Problem: Print every line below exactly. Skip the pictures.

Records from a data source
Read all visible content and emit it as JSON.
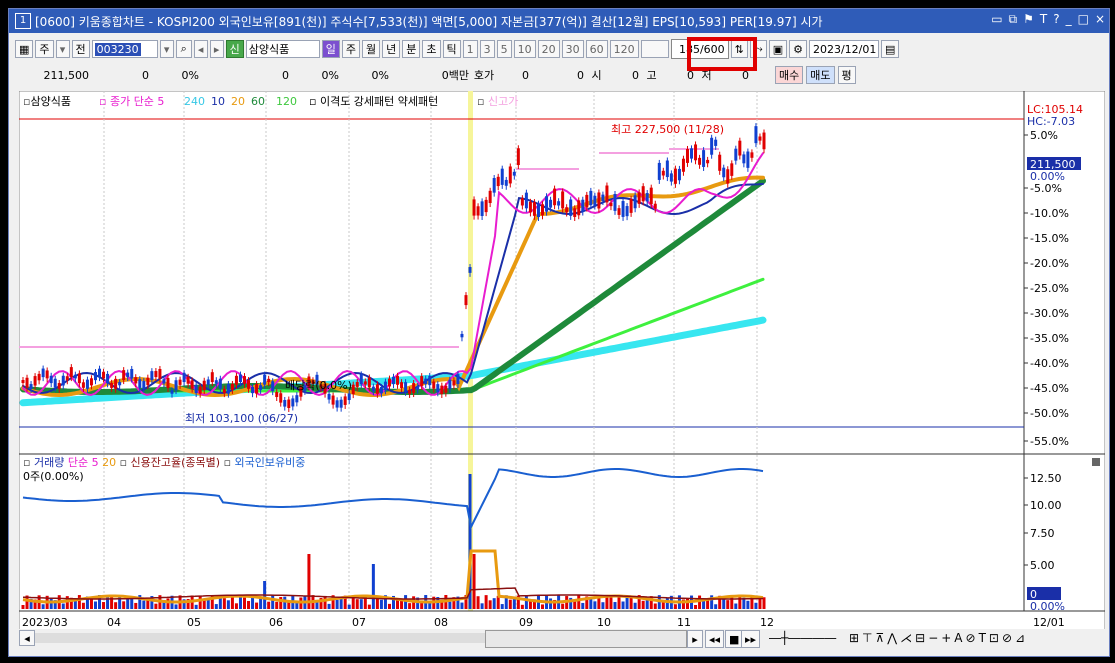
{
  "title": {
    "number": "1",
    "text": "[0600] 키움종합차트 - KOSPI200 외국인보유[891(천)] 주식수[7,533(천)] 액면[5,000] 자본금[377(억)] 결산[12월] EPS[10,593] PER[19.97] 시가"
  },
  "toolbar": {
    "jong": "주",
    "jeon": "전",
    "code": "003230",
    "sin": "신",
    "stock_name": "삼양식품",
    "periods": [
      "일",
      "주",
      "월",
      "년",
      "분",
      "초",
      "틱"
    ],
    "active_period": "일",
    "intervals": [
      "1",
      "3",
      "5",
      "10",
      "20",
      "30",
      "60",
      "120"
    ],
    "count": "185",
    "count_max": "/600",
    "date": "2023/12/01"
  },
  "quote": {
    "price": "211,500",
    "change": "0",
    "change_pct": "0%",
    "v1": "0",
    "v1_pct": "0%",
    "v2_pct": "0%",
    "amount": "0백만",
    "hoga_label": "호가",
    "hoga": "0",
    "v3": "0",
    "si_label": "시",
    "si": "0",
    "go_label": "고",
    "go": "0",
    "jeo_label": "저",
    "jeo": "0",
    "buy": "매수",
    "sell": "매도",
    "pyeong": "평"
  },
  "price_panel": {
    "legend_stock": "삼양식품",
    "legend_ma_label": "종가 단순 5",
    "legend_ma_values": [
      "240",
      "10",
      "20",
      "60",
      "120"
    ],
    "legend_rest": "이격도 강세패턴  약세패턴",
    "legend_new": "신고가",
    "high_label": "최고 227,500 (11/28)",
    "low_label": "최저 103,100 (06/27)",
    "dividend_label": "배당락(0.0%)",
    "lc": "LC:105.14",
    "hc": "HC:-7.03",
    "current_tag": "211,500",
    "current_pct": "0.00%",
    "pct_axis": [
      "5.0%",
      "-5.0%",
      "-10.0%",
      "-15.0%",
      "-20.0%",
      "-25.0%",
      "-30.0%",
      "-35.0%",
      "-40.0%",
      "-45.0%",
      "-50.0%",
      "-55.0%"
    ]
  },
  "volume_panel": {
    "legend_volume": "거래량",
    "legend_ma": "단순 5",
    "legend_ma2": "20",
    "legend_credit": "신용잔고율(종목별)",
    "legend_foreign": "외국인보유비중",
    "info": "0주(0.00%)",
    "axis": [
      "12.50",
      "10.00",
      "7.50",
      "5.00"
    ],
    "current_tag": "0",
    "current_pct": "0.00%"
  },
  "x_axis": [
    "2023/03",
    "04",
    "05",
    "06",
    "07",
    "08",
    "09",
    "10",
    "11",
    "12"
  ],
  "x_axis_right": "12/01",
  "colors": {
    "ma5": "#e81ccf",
    "ma10": "#1a2fa8",
    "ma20": "#e89a10",
    "ma60": "#1e8a3a",
    "ma120": "#3ef03e",
    "ma240": "#37e6f0",
    "up": "#e00000",
    "down": "#1040d0",
    "highlight": "#f6f59a"
  }
}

Result:
Read all visible content and emit it as JSON.
{
  "title": {
    "number": "1",
    "text": "[0600] 키움종합차트 - KOSPI200 외국인보유[891(천)] 주식수[7,533(천)] 액면[5,000] 자본금[377(억)] 결산[12월] EPS[10,593] PER[19.97] 시가"
  },
  "toolbar": {
    "jong": "주",
    "jeon": "전",
    "code": "003230",
    "sin": "신",
    "stock_name": "삼양식품",
    "periods": [
      "일",
      "주",
      "월",
      "년",
      "분",
      "초",
      "틱"
    ],
    "active_period": "일",
    "intervals": [
      "1",
      "3",
      "5",
      "10",
      "20",
      "30",
      "60",
      "120"
    ],
    "count": "185",
    "count_max": "/600",
    "date": "2023/12/01"
  },
  "quote": {
    "price": "211,500",
    "change": "0",
    "change_pct": "0%",
    "v1": "0",
    "v1_pct": "0%",
    "v2_pct": "0%",
    "amount": "0백만",
    "hoga_label": "호가",
    "hoga": "0",
    "v3": "0",
    "si_label": "시",
    "si": "0",
    "go_label": "고",
    "go": "0",
    "jeo_label": "저",
    "jeo": "0",
    "buy": "매수",
    "sell": "매도",
    "pyeong": "평"
  },
  "price_panel": {
    "legend_stock": "삼양식품",
    "legend_ma_label": "종가 단순 5",
    "legend_ma_values": [
      "240",
      "10",
      "20",
      "60",
      "120"
    ],
    "legend_rest": "이격도 강세패턴  약세패턴",
    "legend_new": "신고가",
    "high_label": "최고 227,500 (11/28)",
    "low_label": "최저 103,100 (06/27)",
    "dividend_label": "배당락(0.0%)",
    "lc": "LC:105.14",
    "hc": "HC:-7.03",
    "current_tag": "211,500",
    "current_pct": "0.00%",
    "pct_axis": [
      "5.0%",
      "-5.0%",
      "-10.0%",
      "-15.0%",
      "-20.0%",
      "-25.0%",
      "-30.0%",
      "-35.0%",
      "-40.0%",
      "-45.0%",
      "-50.0%",
      "-55.0%"
    ]
  },
  "volume_panel": {
    "legend_volume": "거래량",
    "legend_ma": "단순 5",
    "legend_ma2": "20",
    "legend_credit": "신용잔고율(종목별)",
    "legend_foreign": "외국인보유비중",
    "info": "0주(0.00%)",
    "axis": [
      "12.50",
      "10.00",
      "7.50",
      "5.00"
    ],
    "current_tag": "0",
    "current_pct": "0.00%"
  },
  "x_axis": [
    "2023/03",
    "04",
    "05",
    "06",
    "07",
    "08",
    "09",
    "10",
    "11",
    "12"
  ],
  "x_axis_right": "12/01",
  "colors": {
    "ma5": "#e81ccf",
    "ma10": "#1a2fa8",
    "ma20": "#e89a10",
    "ma60": "#1e8a3a",
    "ma120": "#3ef03e",
    "ma240": "#37e6f0",
    "up": "#e00000",
    "down": "#1040d0",
    "highlight": "#f6f59a"
  }
}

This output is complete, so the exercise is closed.